Moving on, the Euro Zone’s trade report for the March period showed that the Euro Zone’s trade surplus widened from €18.8 billion to €23.1 billion, which is great because the consensus was that the surplus would narrow to €18.3 billion.
This report is actually kinda moot, since the Q1 GDP report was released simultaneously. Still, a positive report nonetheless.
And finally, the ZEW economic sentiment index for the whole of the Euro Zone jumped from 26.3 to 35.1, easily beating the 29.1 consensus. Moreover, this is the best reading since August 2015, which is great news.
U.K. CPI improves
According to the latest CPI report from the ONS, U.K. CPI increased by 0.5% month-on-month in April, beating expectations that CPI will match the 0.4% increase printed in March.
Year-on-year, this translates to a 2.7% increase, also a tick higher than the +2.6% consensus and better than the 2.3% increase reported in March. This is also the biggest rise since September 2013.
However, the annual reading matches the BOE’s upgrades staff forecast in the May Inflation Report, so it’s probably not enough to convince more BOE members to vote for a rate hike.
Slight risk aversion in Europe
Risk aversion seems to be the dominant risk sentiment in Europe. After all, most European equity indices were printing small losses.
- The pan-European FTSEurofirst 300 was down by 0.19% to 1,553.81
- Germany’s DAX was down by 0.08% to 12,796.50
- The blue-chip Euro Stoxx 50 was down by 0.03% to 3,636.50
Market analysts pinned the downbeat mood on poor earnings reports for some European companies.
Major Market Mover(s):
EUR & CHF
The euro and the Swissy outperformed during today’s morning London session, with the euro ultimately coming out on top.
Both currencies began surging right from the get-go, even though were no apparent catalysts for the Swissy and the euro only had low-tier economic reports for individual Euro Zone members, although the euro did get an extra bullish boost when the positive economic reports for the Euro Zone as a whole got released.
I actually noticed that the euro has been showing strength since yesterday’s London session, and I attributed that to euro demand now that profit-taking by euro longs in the wake of Macron’s victory is probably over. And I’m still sticking to my guns, since that provides a reason for the Swissy’s strength as well.
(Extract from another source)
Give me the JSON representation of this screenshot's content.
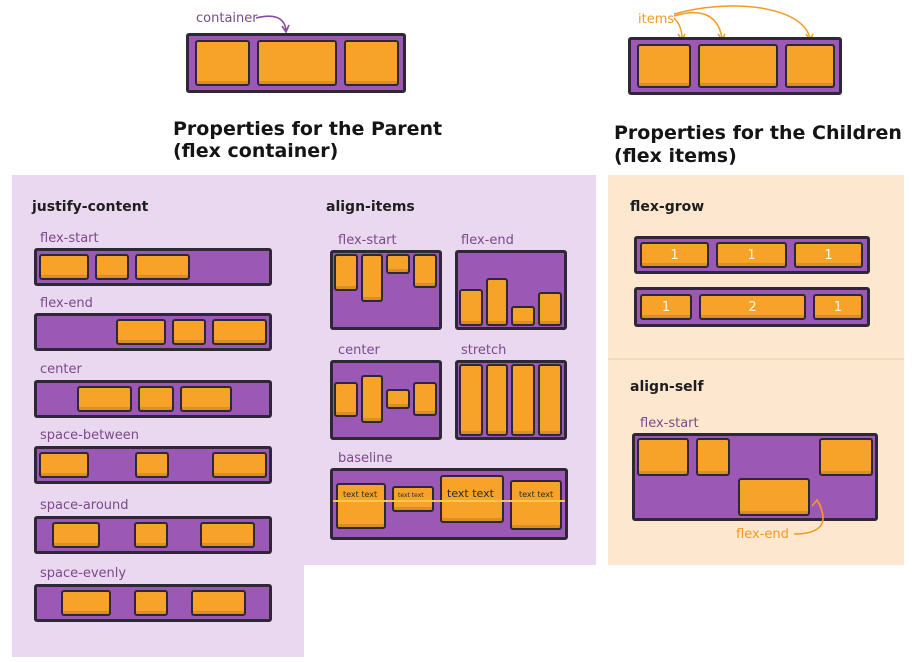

However, some market analysts opted to attribute the euro’s strength on Greenback selling due to Trump-related jitters, which boosted EUR/USD and dragged other euro pairs higher.
EUR/USD was up by 61 pips (+0.55%) to 1.1052, EUR/AUD was up by 101 pips (+0.69%) to 1.4909, EUR/JPY was up by 88 pips (+0.72%) to 125.63
USD/CHF was down by 42 pips (-0.42%) to 0.9909, AUD/CHF was down by 41 pips (-0.55%) to 0.7345, NZD/CHF was down by 46 pips (-0.67%) to 0.6811
The pound had a promising start and then jumped higher when the U.K.’s CPI report was released. However, the bullish rally very quickly ran out of steam and bears used the opportunity to pounce. As to why bears were enticed to attack, that’s likely due to the fact that annual CPI was within the BOE’s forecast, so that’s not likely enough to convince some BOE officials to switch to the hawkish camp. Also, stronger CPI and wage growth that’s unable to keep up would actually be bad for the U.K. economy.
GBP/USD was down by 34 pips (-0.27%) to 1.2874 after reaching a session high of 1.2957, GBP/CAD was down by 39 pips (-0.22%) to 1.7535 after reaching a session high of 1.7651, GBP/JPY was down by 16 pips (-0.11%) to 146.35 after reaching a session high of 147.10
Watch Out For:
- 12:30 pm GMT: U.S. building permits (1.27M expected, same as previous) and housing starts (1.26M expected, 1.22M previous)
- 1:15 pm GMT: U.S. industrial production (0.4% expected, 0.5% previous) and capacity utilization rate (76.3% expected, 76.1% previous)
- 1:30 pm GMT: CB’s U.K. leading index (0.1% previous)
- Dairy auction currently underway (+3.6% previous); auction usually ends at around 2:00 pm GMT